RAW DATA ::
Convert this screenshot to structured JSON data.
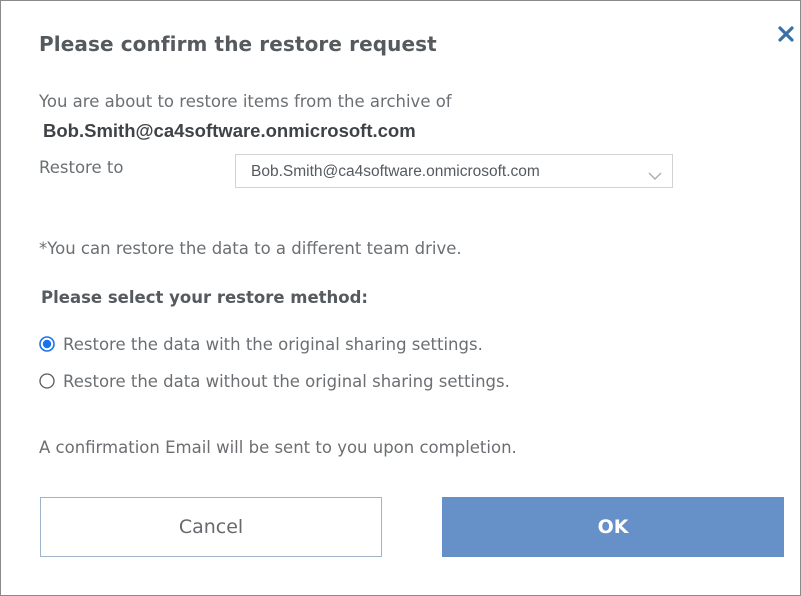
{
  "dialog": {
    "title": "Please confirm the restore request",
    "close_icon": "close-icon",
    "intro_text": "You are about to restore items from the archive of",
    "account": "Bob.Smith@ca4software.onmicrosoft.com",
    "restore_to": {
      "label": "Restore to",
      "selected_value": "Bob.Smith@ca4software.onmicrosoft.com",
      "chevron_icon": "chevron-down-icon"
    },
    "note": "*You can restore the data to a different team drive.",
    "method": {
      "heading": "Please select your restore method:",
      "options": [
        {
          "label": "Restore the data with the original sharing settings.",
          "selected": true
        },
        {
          "label": "Restore the data without the original sharing settings.",
          "selected": false
        }
      ]
    },
    "confirmation_note": "A confirmation Email will be sent to you upon completion.",
    "buttons": {
      "cancel_label": "Cancel",
      "ok_label": "OK"
    }
  },
  "colors": {
    "primary": "#6690c8",
    "radio_selected": "#1a73e8",
    "text": "#555a5f",
    "close": "#3a6fa8"
  }
}
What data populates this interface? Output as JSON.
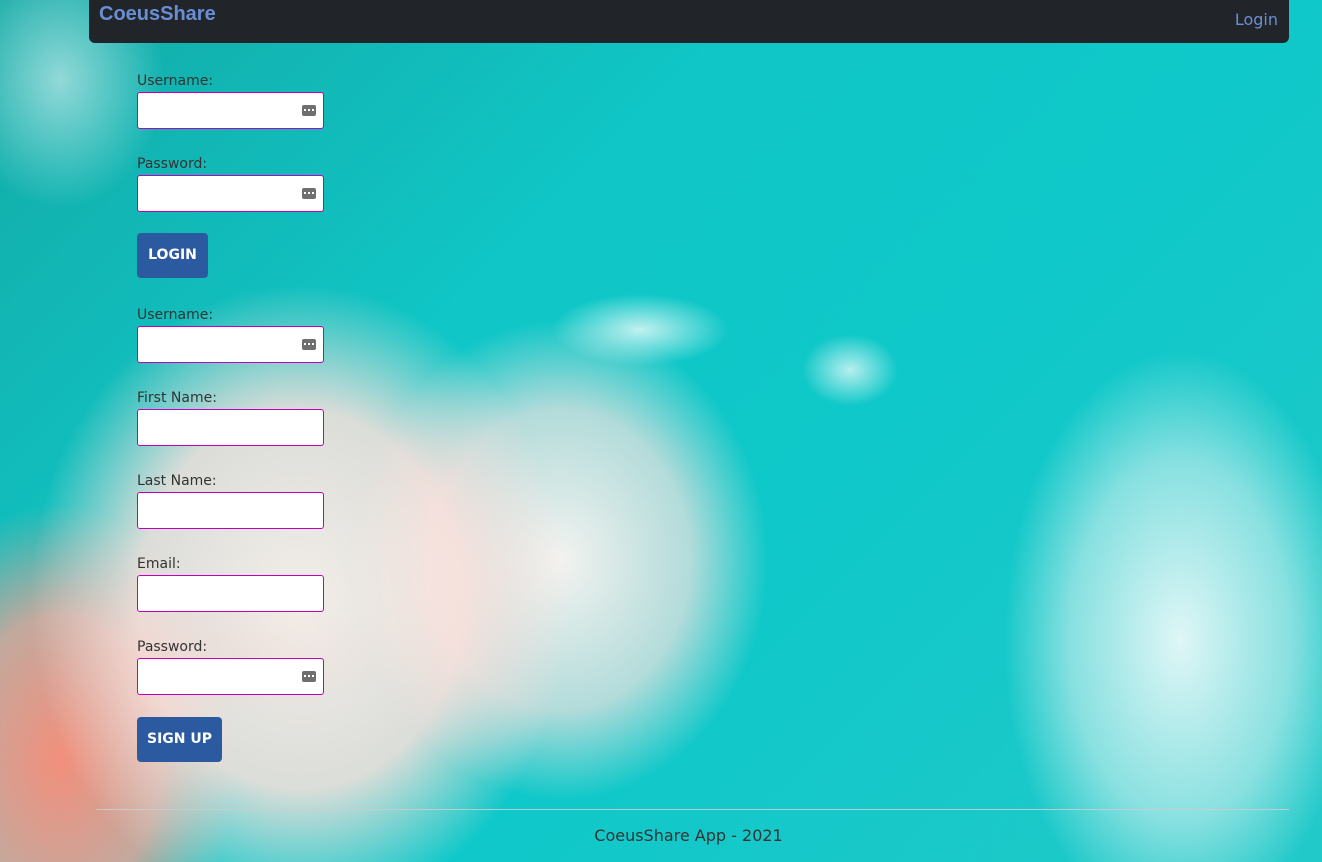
{
  "navbar": {
    "brand": "CoeusShare",
    "login_link": "Login"
  },
  "login_form": {
    "username_label": "Username:",
    "username_value": "",
    "password_label": "Password:",
    "password_value": "",
    "submit_label": "LOGIN"
  },
  "signup_form": {
    "username_label": "Username:",
    "username_value": "",
    "first_name_label": "First Name:",
    "first_name_value": "",
    "last_name_label": "Last Name:",
    "last_name_value": "",
    "email_label": "Email:",
    "email_value": "",
    "password_label": "Password:",
    "password_value": "",
    "submit_label": "SIGN UP"
  },
  "footer": {
    "text": "CoeusShare App - 2021"
  },
  "colors": {
    "navbar_bg": "#212529",
    "brand": "#6a8ed4",
    "button_bg": "#2c5aa0",
    "input_border": "#c000c0"
  },
  "icons": {
    "autofill": "password-manager-key-icon"
  }
}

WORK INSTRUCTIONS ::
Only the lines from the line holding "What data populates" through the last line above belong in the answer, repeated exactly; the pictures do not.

REPLY ::
What data populates this interface? Output as JSON.
{
  "navbar": {
    "brand": "CoeusShare",
    "login_link": "Login"
  },
  "login_form": {
    "username_label": "Username:",
    "username_value": "",
    "password_label": "Password:",
    "password_value": "",
    "submit_label": "LOGIN"
  },
  "signup_form": {
    "username_label": "Username:",
    "username_value": "",
    "first_name_label": "First Name:",
    "first_name_value": "",
    "last_name_label": "Last Name:",
    "last_name_value": "",
    "email_label": "Email:",
    "email_value": "",
    "password_label": "Password:",
    "password_value": "",
    "submit_label": "SIGN UP"
  },
  "footer": {
    "text": "CoeusShare App - 2021"
  },
  "colors": {
    "navbar_bg": "#212529",
    "brand": "#6a8ed4",
    "button_bg": "#2c5aa0",
    "input_border": "#c000c0"
  },
  "icons": {
    "autofill": "password-manager-key-icon"
  }
}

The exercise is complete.